#### EXTRACTED RECORDS:
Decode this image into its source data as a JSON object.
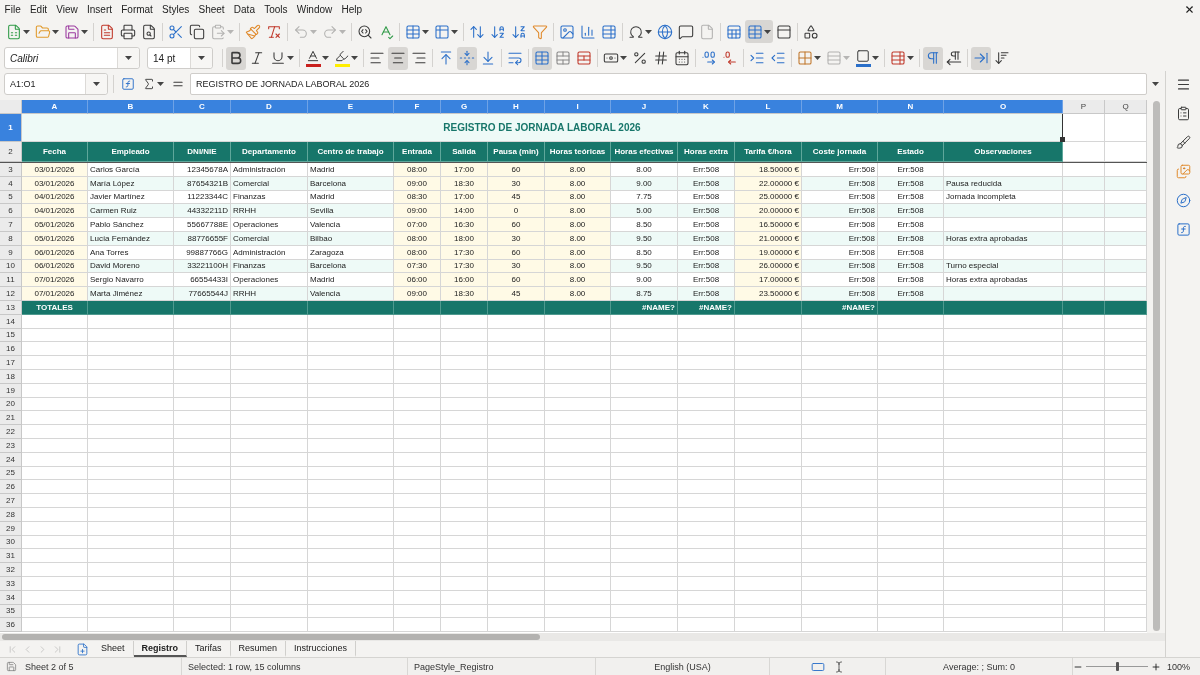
{
  "menu_bar": {
    "items": [
      "File",
      "Edit",
      "View",
      "Insert",
      "Format",
      "Styles",
      "Sheet",
      "Data",
      "Tools",
      "Window",
      "Help"
    ]
  },
  "standard_toolbar": {
    "paste_disabled": true,
    "undo_disabled": true,
    "redo_disabled": true,
    "header_footer_disabled": true,
    "freeze_pressed": true
  },
  "formatting_toolbar": {
    "font_name": "Calibri",
    "font_size": "14 pt",
    "bold": true,
    "italic": false,
    "underline": false,
    "align_left": false,
    "align_center": true,
    "align_right": false,
    "align_top": false,
    "align_middle": true,
    "align_bottom": false,
    "wrap_text": false,
    "merge_center": true,
    "border_style_disabled": true,
    "left_to_right": true,
    "right_to_left": false,
    "text_horizontal": true,
    "text_vertical": false
  },
  "formula_bar": {
    "name_box": "A1:O1",
    "formula": "REGISTRO DE JORNADA LABORAL 2026"
  },
  "sheet": {
    "column_headers": [
      {
        "label": "A",
        "selected": true
      },
      {
        "label": "B",
        "selected": true
      },
      {
        "label": "C",
        "selected": true
      },
      {
        "label": "D",
        "selected": true
      },
      {
        "label": "E",
        "selected": true
      },
      {
        "label": "F",
        "selected": true
      },
      {
        "label": "G",
        "selected": true
      },
      {
        "label": "H",
        "selected": true
      },
      {
        "label": "I",
        "selected": true
      },
      {
        "label": "J",
        "selected": true
      },
      {
        "label": "K",
        "selected": true
      },
      {
        "label": "L",
        "selected": true
      },
      {
        "label": "M",
        "selected": true
      },
      {
        "label": "N",
        "selected": true
      },
      {
        "label": "O",
        "selected": true
      },
      {
        "label": "P",
        "selected": false
      },
      {
        "label": "Q",
        "selected": false
      }
    ],
    "row_headers": [
      {
        "label": "1",
        "selected": true
      },
      {
        "label": "2",
        "selected": false
      },
      {
        "label": "3",
        "selected": false
      },
      {
        "label": "4",
        "selected": false
      },
      {
        "label": "5",
        "selected": false
      },
      {
        "label": "6",
        "selected": false
      },
      {
        "label": "7",
        "selected": false
      },
      {
        "label": "8",
        "selected": false
      },
      {
        "label": "9",
        "selected": false
      },
      {
        "label": "10",
        "selected": false
      },
      {
        "label": "11",
        "selected": false
      },
      {
        "label": "12",
        "selected": false
      },
      {
        "label": "13",
        "selected": false
      },
      {
        "label": "14",
        "selected": false
      },
      {
        "label": "15",
        "selected": false
      },
      {
        "label": "16",
        "selected": false
      },
      {
        "label": "17",
        "selected": false
      },
      {
        "label": "18",
        "selected": false
      },
      {
        "label": "19",
        "selected": false
      },
      {
        "label": "20",
        "selected": false
      },
      {
        "label": "21",
        "selected": false
      },
      {
        "label": "22",
        "selected": false
      },
      {
        "label": "23",
        "selected": false
      },
      {
        "label": "24",
        "selected": false
      },
      {
        "label": "25",
        "selected": false
      },
      {
        "label": "26",
        "selected": false
      },
      {
        "label": "27",
        "selected": false
      },
      {
        "label": "28",
        "selected": false
      },
      {
        "label": "29",
        "selected": false
      },
      {
        "label": "30",
        "selected": false
      },
      {
        "label": "31",
        "selected": false
      },
      {
        "label": "32",
        "selected": false
      },
      {
        "label": "33",
        "selected": false
      },
      {
        "label": "34",
        "selected": false
      },
      {
        "label": "35",
        "selected": false
      },
      {
        "label": "36",
        "selected": false
      }
    ],
    "title": "REGISTRO DE JORNADA LABORAL 2026",
    "header": [
      {
        "text": "Fecha",
        "shaded": true
      },
      {
        "text": "Empleado",
        "shaded": false
      },
      {
        "text": "DNI/NIE",
        "shaded": false
      },
      {
        "text": "Departamento",
        "shaded": false
      },
      {
        "text": "Centro de trabajo",
        "shaded": false
      },
      {
        "text": "Entrada",
        "shaded": true
      },
      {
        "text": "Salida",
        "shaded": true
      },
      {
        "text": "Pausa (min)",
        "shaded": true
      },
      {
        "text": "Horas teóricas",
        "shaded": true
      },
      {
        "text": "Horas efectivas",
        "shaded": false
      },
      {
        "text": "Horas extra",
        "shaded": false
      },
      {
        "text": "Tarifa €/hora",
        "shaded": true
      },
      {
        "text": "Coste jornada",
        "shaded": false
      },
      {
        "text": "Estado",
        "shaded": false
      },
      {
        "text": "Observaciones",
        "shaded": false
      }
    ],
    "rows": [
      {
        "fecha": "03/01/2026",
        "empleado": "Carlos García",
        "dni_nie": "12345678A",
        "departamento": "Administración",
        "centro_de_trabajo": "Madrid",
        "entrada": "08:00",
        "salida": "17:00",
        "pausa_min": "60",
        "horas_teoricas": "8.00",
        "horas_efectivas": "8.00",
        "horas_extra": "Err:508",
        "tarifa_hora": "18.50000 €",
        "coste_jornada": "Err:508",
        "estado": "Err:508"
      },
      {
        "fecha": "03/01/2026",
        "empleado": "María López",
        "dni_nie": "87654321B",
        "departamento": "Comercial",
        "centro_de_trabajo": "Barcelona",
        "entrada": "09:00",
        "salida": "18:30",
        "pausa_min": "30",
        "horas_teoricas": "8.00",
        "horas_efectivas": "9.00",
        "horas_extra": "Err:508",
        "tarifa_hora": "22.00000 €",
        "coste_jornada": "Err:508",
        "estado": "Err:508",
        "observaciones": "Pausa reducida"
      },
      {
        "fecha": "04/01/2026",
        "empleado": "Javier Martínez",
        "dni_nie": "11223344C",
        "departamento": "Finanzas",
        "centro_de_trabajo": "Madrid",
        "entrada": "08:30",
        "salida": "17:00",
        "pausa_min": "45",
        "horas_teoricas": "8.00",
        "horas_efectivas": "7.75",
        "horas_extra": "Err:508",
        "tarifa_hora": "25.00000 €",
        "coste_jornada": "Err:508",
        "estado": "Err:508",
        "observaciones": "Jornada incompleta"
      },
      {
        "fecha": "04/01/2026",
        "empleado": "Carmen Ruiz",
        "dni_nie": "44332211D",
        "departamento": "RRHH",
        "centro_de_trabajo": "Sevilla",
        "entrada": "09:00",
        "salida": "14:00",
        "pausa_min": "0",
        "horas_teoricas": "8.00",
        "horas_efectivas": "5.00",
        "horas_extra": "Err:508",
        "tarifa_hora": "20.00000 €",
        "coste_jornada": "Err:508",
        "estado": "Err:508"
      },
      {
        "fecha": "05/01/2026",
        "empleado": "Pablo Sánchez",
        "dni_nie": "55667788E",
        "departamento": "Operaciones",
        "centro_de_trabajo": "Valencia",
        "entrada": "07:00",
        "salida": "16:30",
        "pausa_min": "60",
        "horas_teoricas": "8.00",
        "horas_efectivas": "8.50",
        "horas_extra": "Err:508",
        "tarifa_hora": "16.50000 €",
        "coste_jornada": "Err:508",
        "estado": "Err:508"
      },
      {
        "fecha": "05/01/2026",
        "empleado": "Lucía Fernández",
        "dni_nie": "88776655F",
        "departamento": "Comercial",
        "centro_de_trabajo": "Bilbao",
        "entrada": "08:00",
        "salida": "18:00",
        "pausa_min": "30",
        "horas_teoricas": "8.00",
        "horas_efectivas": "9.50",
        "horas_extra": "Err:508",
        "tarifa_hora": "21.00000 €",
        "coste_jornada": "Err:508",
        "estado": "Err:508",
        "observaciones": "Horas extra aprobadas"
      },
      {
        "fecha": "06/01/2026",
        "empleado": "Ana Torres",
        "dni_nie": "99887766G",
        "departamento": "Administración",
        "centro_de_trabajo": "Zaragoza",
        "entrada": "08:00",
        "salida": "17:30",
        "pausa_min": "60",
        "horas_teoricas": "8.00",
        "horas_efectivas": "8.50",
        "horas_extra": "Err:508",
        "tarifa_hora": "19.00000 €",
        "coste_jornada": "Err:508",
        "estado": "Err:508"
      },
      {
        "fecha": "06/01/2026",
        "empleado": "David Moreno",
        "dni_nie": "33221100H",
        "departamento": "Finanzas",
        "centro_de_trabajo": "Barcelona",
        "entrada": "07:30",
        "salida": "17:30",
        "pausa_min": "30",
        "horas_teoricas": "8.00",
        "horas_efectivas": "9.50",
        "horas_extra": "Err:508",
        "tarifa_hora": "26.00000 €",
        "coste_jornada": "Err:508",
        "estado": "Err:508",
        "observaciones": "Turno especial"
      },
      {
        "fecha": "07/01/2026",
        "empleado": "Sergio Navarro",
        "dni_nie": "66554433I",
        "departamento": "Operaciones",
        "centro_de_trabajo": "Madrid",
        "entrada": "06:00",
        "salida": "16:00",
        "pausa_min": "60",
        "horas_teoricas": "8.00",
        "horas_efectivas": "9.00",
        "horas_extra": "Err:508",
        "tarifa_hora": "17.00000 €",
        "coste_jornada": "Err:508",
        "estado": "Err:508",
        "observaciones": "Horas extra aprobadas"
      },
      {
        "fecha": "07/01/2026",
        "empleado": "Marta Jiménez",
        "dni_nie": "77665544J",
        "departamento": "RRHH",
        "centro_de_trabajo": "Valencia",
        "entrada": "09:00",
        "salida": "18:30",
        "pausa_min": "45",
        "horas_teoricas": "8.00",
        "horas_efectivas": "8.75",
        "horas_extra": "Err:508",
        "tarifa_hora": "23.50000 €",
        "coste_jornada": "Err:508",
        "estado": "Err:508"
      }
    ],
    "totals": {
      "fecha": "TOTALES",
      "horas_efectivas": "#NAME?",
      "horas_extra": "#NAME?",
      "coste_jornada": "#NAME?"
    }
  },
  "sheet_tab_bar": {
    "navigation_disabled": true,
    "tabs": [
      {
        "label": "Sheet",
        "selected": false
      },
      {
        "label": "Registro",
        "selected": true
      },
      {
        "label": "Tarifas",
        "selected": false
      },
      {
        "label": "Resumen",
        "selected": false
      },
      {
        "label": "Instrucciones",
        "selected": false
      }
    ]
  },
  "status_bar": {
    "sheet_position": "Sheet 2 of 5",
    "selection": "Selected: 1 row, 15 columns",
    "page_style": "PageStyle_Registro",
    "language": "English (USA)",
    "summary": "Average: ; Sum: 0",
    "zoom_slider": {
      "level": 0.5
    },
    "zoom": "100%"
  }
}
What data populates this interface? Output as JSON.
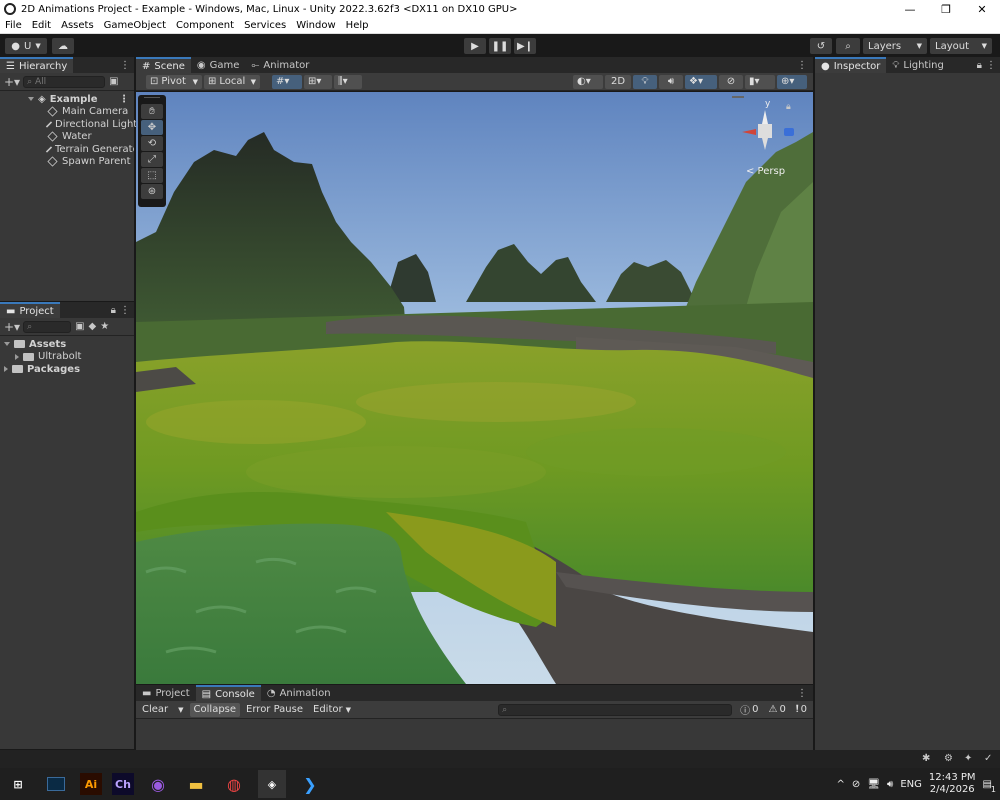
{
  "window": {
    "title": "2D Animations Project - Example - Windows, Mac, Linux - Unity 2022.3.62f3 <DX11 on DX10 GPU>",
    "minimize": "—",
    "restore": "❐",
    "close": "✕"
  },
  "menu": [
    "File",
    "Edit",
    "Assets",
    "GameObject",
    "Component",
    "Services",
    "Window",
    "Help"
  ],
  "toolbar": {
    "account": "U",
    "layers": "Layers",
    "layout": "Layout"
  },
  "hierarchy": {
    "tab": "Hierarchy",
    "search_placeholder": "All",
    "scene": "Example",
    "items": [
      "Main Camera",
      "Directional Light",
      "Water",
      "Terrain Generato",
      "Spawn Parent"
    ]
  },
  "project": {
    "tab": "Project",
    "assets": "Assets",
    "ultrabolt": "Ultrabolt",
    "packages": "Packages"
  },
  "scene_tabs": [
    {
      "label": "Scene",
      "icon": "grid-icon"
    },
    {
      "label": "Game",
      "icon": "gamepad-icon"
    },
    {
      "label": "Animator",
      "icon": "animator-icon"
    }
  ],
  "scene_toolbar": {
    "pivot": "Pivot",
    "local": "Local",
    "two_d": "2D",
    "persp": "< Persp"
  },
  "gizmo": {
    "y": "y",
    "x": "x"
  },
  "right_tabs": {
    "inspector": "Inspector",
    "lighting": "Lighting"
  },
  "bottom_tabs": {
    "project": "Project",
    "console": "Console",
    "animation": "Animation"
  },
  "console": {
    "clear": "Clear",
    "collapse": "Collapse",
    "error_pause": "Error Pause",
    "editor": "Editor",
    "count_info": "0",
    "count_warn": "0",
    "count_error": "0"
  },
  "taskbar": {
    "lang": "ENG",
    "time": "12:43 PM",
    "date": "2/4/2026",
    "notif": "1",
    "apps": [
      "Ai",
      "Ch"
    ]
  }
}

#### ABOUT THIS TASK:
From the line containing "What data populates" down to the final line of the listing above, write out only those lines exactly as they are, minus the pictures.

#### RESULT FOR THIS EXERCISE:
What data populates this interface? Output as JSON.
{
  "window": {
    "title": "2D Animations Project - Example - Windows, Mac, Linux - Unity 2022.3.62f3 <DX11 on DX10 GPU>",
    "minimize": "—",
    "restore": "❐",
    "close": "✕"
  },
  "menu": [
    "File",
    "Edit",
    "Assets",
    "GameObject",
    "Component",
    "Services",
    "Window",
    "Help"
  ],
  "toolbar": {
    "account": "U",
    "layers": "Layers",
    "layout": "Layout"
  },
  "hierarchy": {
    "tab": "Hierarchy",
    "search_placeholder": "All",
    "scene": "Example",
    "items": [
      "Main Camera",
      "Directional Light",
      "Water",
      "Terrain Generato",
      "Spawn Parent"
    ]
  },
  "project": {
    "tab": "Project",
    "assets": "Assets",
    "ultrabolt": "Ultrabolt",
    "packages": "Packages"
  },
  "scene_tabs": [
    {
      "label": "Scene",
      "icon": "grid-icon"
    },
    {
      "label": "Game",
      "icon": "gamepad-icon"
    },
    {
      "label": "Animator",
      "icon": "animator-icon"
    }
  ],
  "scene_toolbar": {
    "pivot": "Pivot",
    "local": "Local",
    "two_d": "2D",
    "persp": "< Persp"
  },
  "gizmo": {
    "y": "y",
    "x": "x"
  },
  "right_tabs": {
    "inspector": "Inspector",
    "lighting": "Lighting"
  },
  "bottom_tabs": {
    "project": "Project",
    "console": "Console",
    "animation": "Animation"
  },
  "console": {
    "clear": "Clear",
    "collapse": "Collapse",
    "error_pause": "Error Pause",
    "editor": "Editor",
    "count_info": "0",
    "count_warn": "0",
    "count_error": "0"
  },
  "taskbar": {
    "lang": "ENG",
    "time": "12:43 PM",
    "date": "2/4/2026",
    "notif": "1",
    "apps": [
      "Ai",
      "Ch"
    ]
  }
}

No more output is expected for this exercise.